Pehan, who heads the city’s office of Community Planning, Development and Innovation, cited the city’s efforts to get ahead of the problem in recent years. Along with funding for the winter shelter, it also helped fund the Homeless Outreach Team while advocating for other programs.
But the Covid funding is gone and Missoula voters shot down a crisis services levy last November, which would have provided around $5 million annually to fund a number of programs. Without a new source of funding, many programs launched during the pandemic are at risk of ending.
I am so tired of this bullshit. Are we, as a community, going to be held hostage by these petulant tax addicts who can’t achieve their transformative utopia without squeezing every spare penny from taxpayers while complaining all the way to the bank that it’s never enough when evidence of their failure becomes too obvious for the narrative controllers to hide?
The answer to that long question should be a short NO!
If I had just waited around for our elected leaders to act then this obnoxiously sturdy structure…
Wouldn’t now look like this:
I don’t want to speculate on the cost of NOT getting this area cleaned up, but I’ll definitely be stopping by to document how far the water levels rise during spring run-off in order to show what might have happened if the stuff hadn’t been scooped, bagged and hauled off.
The video of this clean-up will be done uploading later today, so I’ll post it when it’s ready. Stay tuned.

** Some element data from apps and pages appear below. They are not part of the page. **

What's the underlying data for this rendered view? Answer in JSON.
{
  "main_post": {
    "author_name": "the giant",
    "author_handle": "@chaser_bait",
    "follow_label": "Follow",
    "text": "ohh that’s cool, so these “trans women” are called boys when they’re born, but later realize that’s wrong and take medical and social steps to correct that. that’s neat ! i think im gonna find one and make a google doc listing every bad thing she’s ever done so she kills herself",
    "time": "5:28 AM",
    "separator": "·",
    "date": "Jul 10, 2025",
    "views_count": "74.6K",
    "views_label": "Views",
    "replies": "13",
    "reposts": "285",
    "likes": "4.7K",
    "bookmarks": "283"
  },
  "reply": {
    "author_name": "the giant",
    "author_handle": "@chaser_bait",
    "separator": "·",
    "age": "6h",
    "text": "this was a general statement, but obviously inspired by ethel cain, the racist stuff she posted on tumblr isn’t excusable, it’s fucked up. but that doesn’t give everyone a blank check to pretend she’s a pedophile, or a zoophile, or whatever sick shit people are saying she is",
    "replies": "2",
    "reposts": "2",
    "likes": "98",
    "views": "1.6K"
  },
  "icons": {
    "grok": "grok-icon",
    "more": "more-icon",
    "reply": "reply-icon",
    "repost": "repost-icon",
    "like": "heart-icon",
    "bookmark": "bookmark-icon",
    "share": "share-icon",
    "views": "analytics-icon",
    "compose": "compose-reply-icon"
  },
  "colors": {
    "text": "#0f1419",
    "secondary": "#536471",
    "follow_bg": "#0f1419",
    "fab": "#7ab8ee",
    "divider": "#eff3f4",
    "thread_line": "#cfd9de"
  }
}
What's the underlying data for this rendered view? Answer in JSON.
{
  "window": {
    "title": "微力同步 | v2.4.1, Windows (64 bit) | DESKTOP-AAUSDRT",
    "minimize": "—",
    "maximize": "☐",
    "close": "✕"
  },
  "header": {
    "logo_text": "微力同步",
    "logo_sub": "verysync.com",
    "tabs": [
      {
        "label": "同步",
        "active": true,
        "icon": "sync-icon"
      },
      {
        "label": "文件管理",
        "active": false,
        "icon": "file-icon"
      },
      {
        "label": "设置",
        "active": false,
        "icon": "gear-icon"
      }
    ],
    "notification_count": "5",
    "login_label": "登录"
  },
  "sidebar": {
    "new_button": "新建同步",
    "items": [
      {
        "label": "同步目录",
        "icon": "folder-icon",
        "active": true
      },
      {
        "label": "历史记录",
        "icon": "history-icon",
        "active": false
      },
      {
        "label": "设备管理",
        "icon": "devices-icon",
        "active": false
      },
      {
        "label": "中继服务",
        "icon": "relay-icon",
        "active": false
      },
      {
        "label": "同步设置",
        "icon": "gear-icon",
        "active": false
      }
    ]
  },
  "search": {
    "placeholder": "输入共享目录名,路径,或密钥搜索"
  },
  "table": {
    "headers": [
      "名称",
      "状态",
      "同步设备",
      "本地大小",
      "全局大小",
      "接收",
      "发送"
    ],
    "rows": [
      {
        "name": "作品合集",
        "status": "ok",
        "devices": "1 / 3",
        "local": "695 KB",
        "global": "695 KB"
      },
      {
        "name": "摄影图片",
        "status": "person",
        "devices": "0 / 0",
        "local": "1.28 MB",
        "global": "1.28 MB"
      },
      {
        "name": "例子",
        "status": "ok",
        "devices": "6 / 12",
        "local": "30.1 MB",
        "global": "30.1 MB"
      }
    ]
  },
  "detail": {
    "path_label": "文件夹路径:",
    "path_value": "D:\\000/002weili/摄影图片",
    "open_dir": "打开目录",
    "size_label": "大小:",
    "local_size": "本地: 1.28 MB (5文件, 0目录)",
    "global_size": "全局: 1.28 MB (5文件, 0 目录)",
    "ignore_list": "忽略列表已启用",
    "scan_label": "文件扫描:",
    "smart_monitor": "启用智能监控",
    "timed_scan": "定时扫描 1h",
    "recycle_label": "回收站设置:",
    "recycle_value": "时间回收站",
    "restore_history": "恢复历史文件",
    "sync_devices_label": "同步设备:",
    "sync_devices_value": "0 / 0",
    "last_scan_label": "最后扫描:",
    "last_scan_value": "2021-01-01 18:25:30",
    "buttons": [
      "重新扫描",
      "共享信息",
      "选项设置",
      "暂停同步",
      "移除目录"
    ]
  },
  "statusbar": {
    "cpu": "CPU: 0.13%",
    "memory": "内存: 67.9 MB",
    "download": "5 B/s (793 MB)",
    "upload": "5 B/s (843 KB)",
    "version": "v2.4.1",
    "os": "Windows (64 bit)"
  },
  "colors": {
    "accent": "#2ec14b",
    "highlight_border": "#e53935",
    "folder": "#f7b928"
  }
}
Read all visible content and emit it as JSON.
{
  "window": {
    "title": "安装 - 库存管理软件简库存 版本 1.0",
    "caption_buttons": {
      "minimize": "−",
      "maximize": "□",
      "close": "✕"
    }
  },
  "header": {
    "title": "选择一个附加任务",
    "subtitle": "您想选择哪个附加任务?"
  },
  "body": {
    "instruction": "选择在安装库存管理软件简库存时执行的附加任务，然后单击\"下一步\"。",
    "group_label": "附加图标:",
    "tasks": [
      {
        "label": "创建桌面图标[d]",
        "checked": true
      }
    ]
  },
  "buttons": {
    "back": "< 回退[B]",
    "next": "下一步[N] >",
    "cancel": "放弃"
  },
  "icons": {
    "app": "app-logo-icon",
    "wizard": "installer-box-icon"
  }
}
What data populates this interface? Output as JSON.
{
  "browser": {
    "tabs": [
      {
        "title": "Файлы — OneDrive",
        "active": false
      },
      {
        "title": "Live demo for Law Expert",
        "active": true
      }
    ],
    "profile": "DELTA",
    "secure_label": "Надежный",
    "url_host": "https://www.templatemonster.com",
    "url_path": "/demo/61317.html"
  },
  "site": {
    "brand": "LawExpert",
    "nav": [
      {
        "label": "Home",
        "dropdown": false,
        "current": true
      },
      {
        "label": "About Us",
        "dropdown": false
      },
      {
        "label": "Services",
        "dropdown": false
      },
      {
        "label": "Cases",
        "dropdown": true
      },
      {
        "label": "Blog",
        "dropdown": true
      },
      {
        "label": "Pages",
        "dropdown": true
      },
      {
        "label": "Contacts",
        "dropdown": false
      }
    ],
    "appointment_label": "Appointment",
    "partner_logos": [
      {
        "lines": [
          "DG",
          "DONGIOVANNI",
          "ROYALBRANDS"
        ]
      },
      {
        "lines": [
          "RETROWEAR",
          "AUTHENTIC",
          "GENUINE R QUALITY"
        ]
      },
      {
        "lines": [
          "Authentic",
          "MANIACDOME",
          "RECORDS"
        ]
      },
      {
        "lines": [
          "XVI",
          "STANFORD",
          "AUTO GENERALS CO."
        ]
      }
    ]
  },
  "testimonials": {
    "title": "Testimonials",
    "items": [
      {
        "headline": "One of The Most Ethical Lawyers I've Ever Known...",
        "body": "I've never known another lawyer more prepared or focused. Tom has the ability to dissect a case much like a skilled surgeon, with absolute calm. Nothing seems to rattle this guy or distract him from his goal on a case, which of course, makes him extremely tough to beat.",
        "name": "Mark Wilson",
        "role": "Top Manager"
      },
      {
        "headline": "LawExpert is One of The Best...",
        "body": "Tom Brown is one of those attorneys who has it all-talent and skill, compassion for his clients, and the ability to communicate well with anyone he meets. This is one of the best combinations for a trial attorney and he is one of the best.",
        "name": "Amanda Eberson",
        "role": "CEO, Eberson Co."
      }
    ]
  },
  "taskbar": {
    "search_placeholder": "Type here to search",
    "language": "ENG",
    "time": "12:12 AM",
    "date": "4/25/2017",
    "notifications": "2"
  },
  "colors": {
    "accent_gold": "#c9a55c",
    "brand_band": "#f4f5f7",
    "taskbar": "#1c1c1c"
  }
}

And if you want to support my work, Travis’ Impact Fund (TIF) is one way to do that, using the donation button at my about page is another.
Thanks for reading!